Brief:
Send each entry back exactly as given, pictures excluded.
Segment Start: Data extracts
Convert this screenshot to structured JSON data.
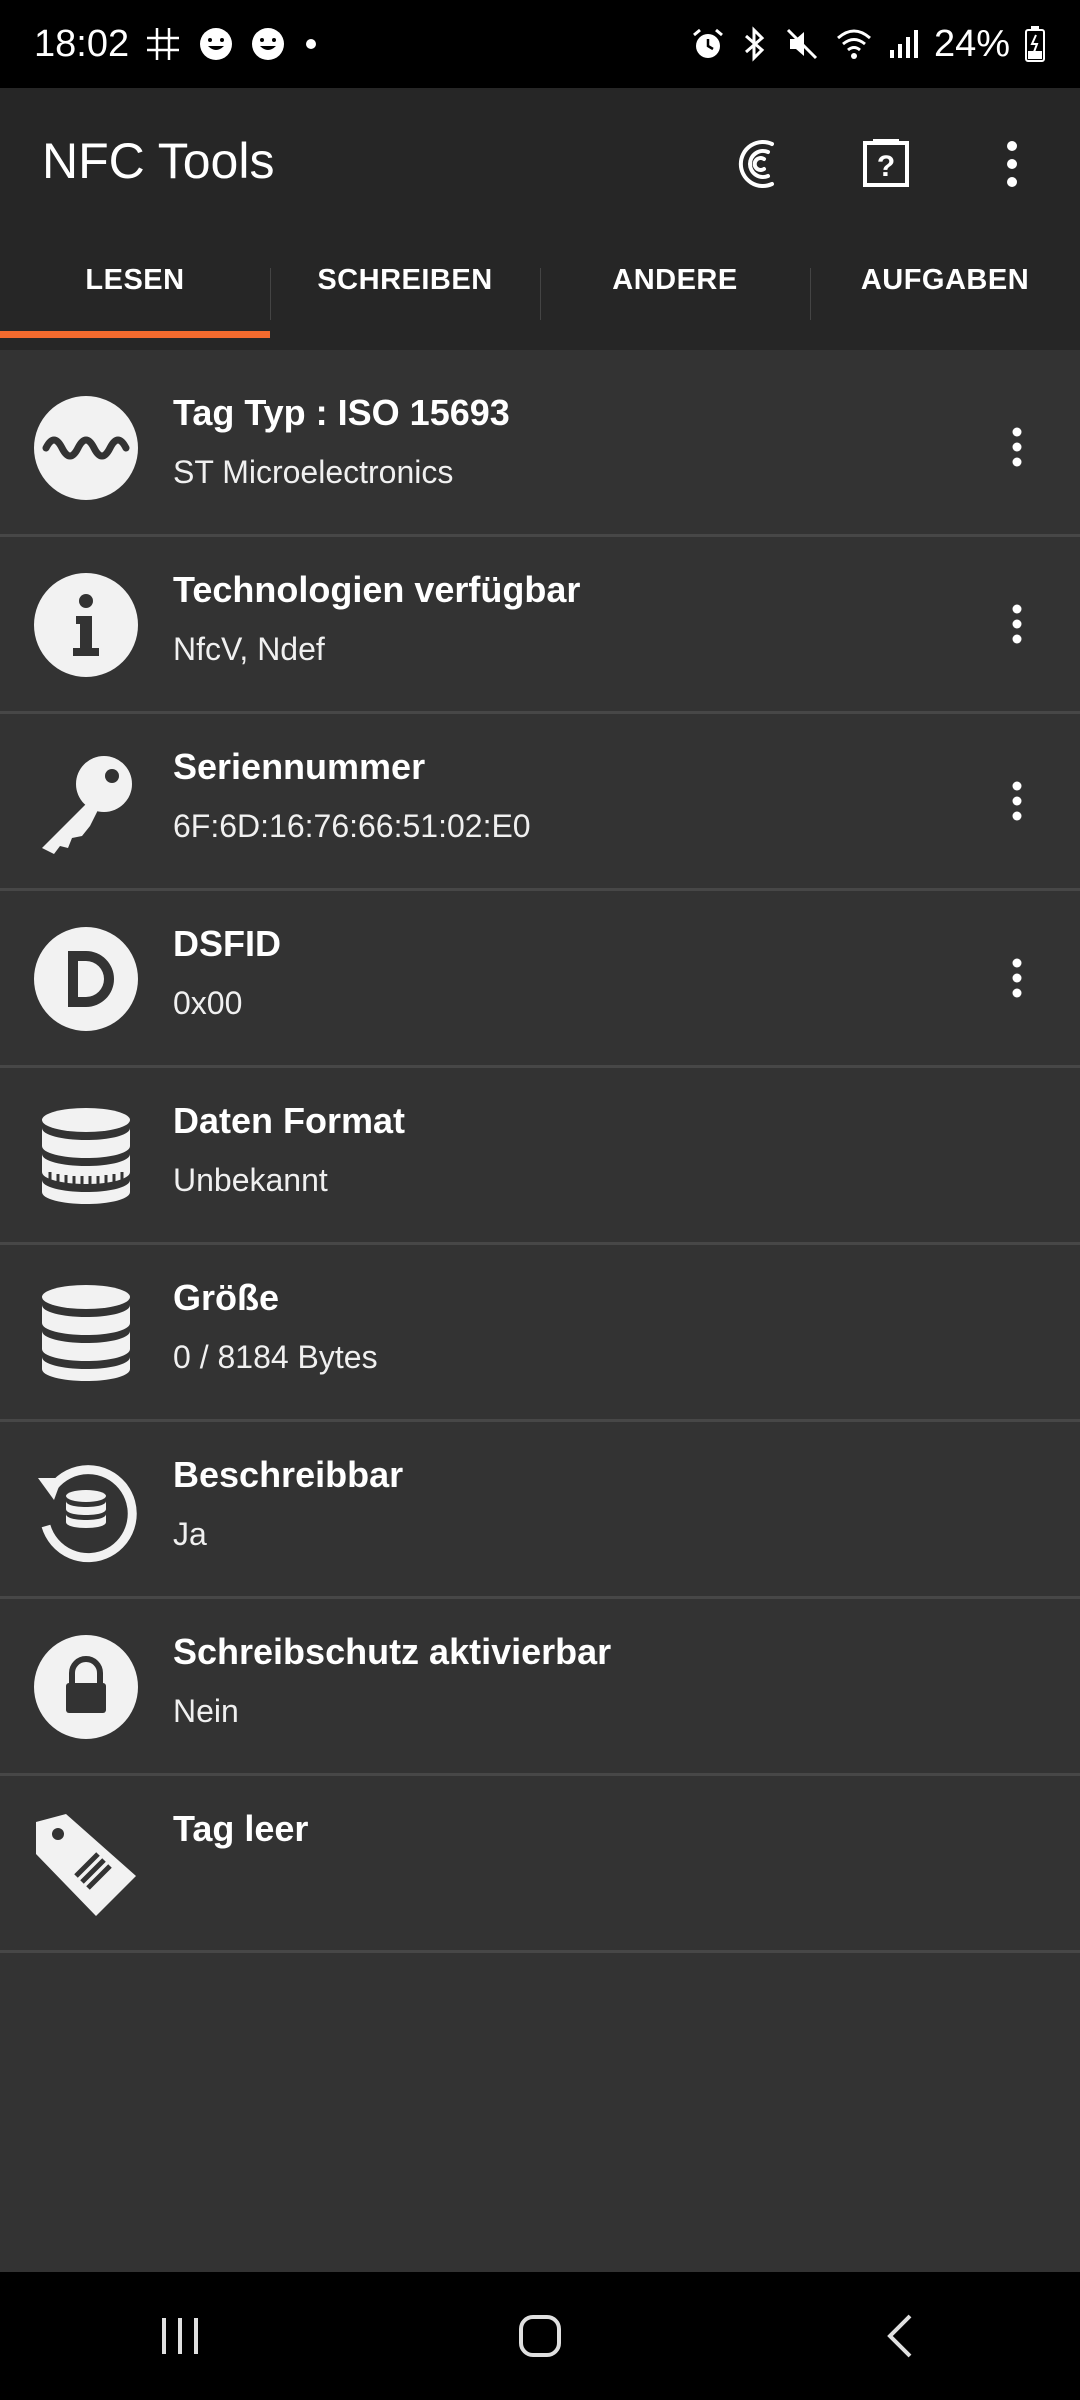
{
  "status_bar": {
    "time": "18:02",
    "battery": "24%",
    "icons": [
      "tic-tac-toe-icon",
      "emoji-icon",
      "emoji-icon",
      "dot-icon",
      "alarm-icon",
      "bluetooth-icon",
      "mute-icon",
      "wifi-icon",
      "signal-icon",
      "battery-icon"
    ]
  },
  "app_bar": {
    "title": "NFC Tools",
    "actions": [
      "nfc-scan-icon",
      "help-icon",
      "overflow-menu-icon"
    ]
  },
  "tabs": [
    {
      "label": "LESEN",
      "active": true
    },
    {
      "label": "SCHREIBEN",
      "active": false
    },
    {
      "label": "ANDERE",
      "active": false
    },
    {
      "label": "AUFGABEN",
      "active": false
    }
  ],
  "accent_color": "#f26a2e",
  "items": [
    {
      "title": "Tag Typ : ISO 15693",
      "value": "ST Microelectronics",
      "icon": "wave-icon",
      "has_menu": true
    },
    {
      "title": "Technologien verfügbar",
      "value": "NfcV, Ndef",
      "icon": "info-icon",
      "has_menu": true
    },
    {
      "title": "Seriennummer",
      "value": "6F:6D:16:76:66:51:02:E0",
      "icon": "key-icon",
      "has_menu": true
    },
    {
      "title": "DSFID",
      "value": "0x00",
      "icon": "letter-d-icon",
      "has_menu": true
    },
    {
      "title": "Daten Format",
      "value": "Unbekannt",
      "icon": "database-icon",
      "has_menu": false
    },
    {
      "title": "Größe",
      "value": "0 / 8184 Bytes",
      "icon": "database-icon",
      "has_menu": false
    },
    {
      "title": "Beschreibbar",
      "value": "Ja",
      "icon": "rewritable-icon",
      "has_menu": false
    },
    {
      "title": "Schreibschutz aktivierbar",
      "value": "Nein",
      "icon": "lock-icon",
      "has_menu": false
    },
    {
      "title": "Tag leer",
      "value": "",
      "icon": "tag-icon",
      "has_menu": false
    }
  ],
  "nav_bar": [
    "recents-button",
    "home-button",
    "back-button"
  ]
}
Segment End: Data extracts
Written reply:
Convert this screenshot to structured JSON data.
{
  "status_bar": {
    "time": "18:02",
    "battery": "24%",
    "icons": [
      "tic-tac-toe-icon",
      "emoji-icon",
      "emoji-icon",
      "dot-icon",
      "alarm-icon",
      "bluetooth-icon",
      "mute-icon",
      "wifi-icon",
      "signal-icon",
      "battery-icon"
    ]
  },
  "app_bar": {
    "title": "NFC Tools",
    "actions": [
      "nfc-scan-icon",
      "help-icon",
      "overflow-menu-icon"
    ]
  },
  "tabs": [
    {
      "label": "LESEN",
      "active": true
    },
    {
      "label": "SCHREIBEN",
      "active": false
    },
    {
      "label": "ANDERE",
      "active": false
    },
    {
      "label": "AUFGABEN",
      "active": false
    }
  ],
  "accent_color": "#f26a2e",
  "items": [
    {
      "title": "Tag Typ : ISO 15693",
      "value": "ST Microelectronics",
      "icon": "wave-icon",
      "has_menu": true
    },
    {
      "title": "Technologien verfügbar",
      "value": "NfcV, Ndef",
      "icon": "info-icon",
      "has_menu": true
    },
    {
      "title": "Seriennummer",
      "value": "6F:6D:16:76:66:51:02:E0",
      "icon": "key-icon",
      "has_menu": true
    },
    {
      "title": "DSFID",
      "value": "0x00",
      "icon": "letter-d-icon",
      "has_menu": true
    },
    {
      "title": "Daten Format",
      "value": "Unbekannt",
      "icon": "database-icon",
      "has_menu": false
    },
    {
      "title": "Größe",
      "value": "0 / 8184 Bytes",
      "icon": "database-icon",
      "has_menu": false
    },
    {
      "title": "Beschreibbar",
      "value": "Ja",
      "icon": "rewritable-icon",
      "has_menu": false
    },
    {
      "title": "Schreibschutz aktivierbar",
      "value": "Nein",
      "icon": "lock-icon",
      "has_menu": false
    },
    {
      "title": "Tag leer",
      "value": "",
      "icon": "tag-icon",
      "has_menu": false
    }
  ],
  "nav_bar": [
    "recents-button",
    "home-button",
    "back-button"
  ]
}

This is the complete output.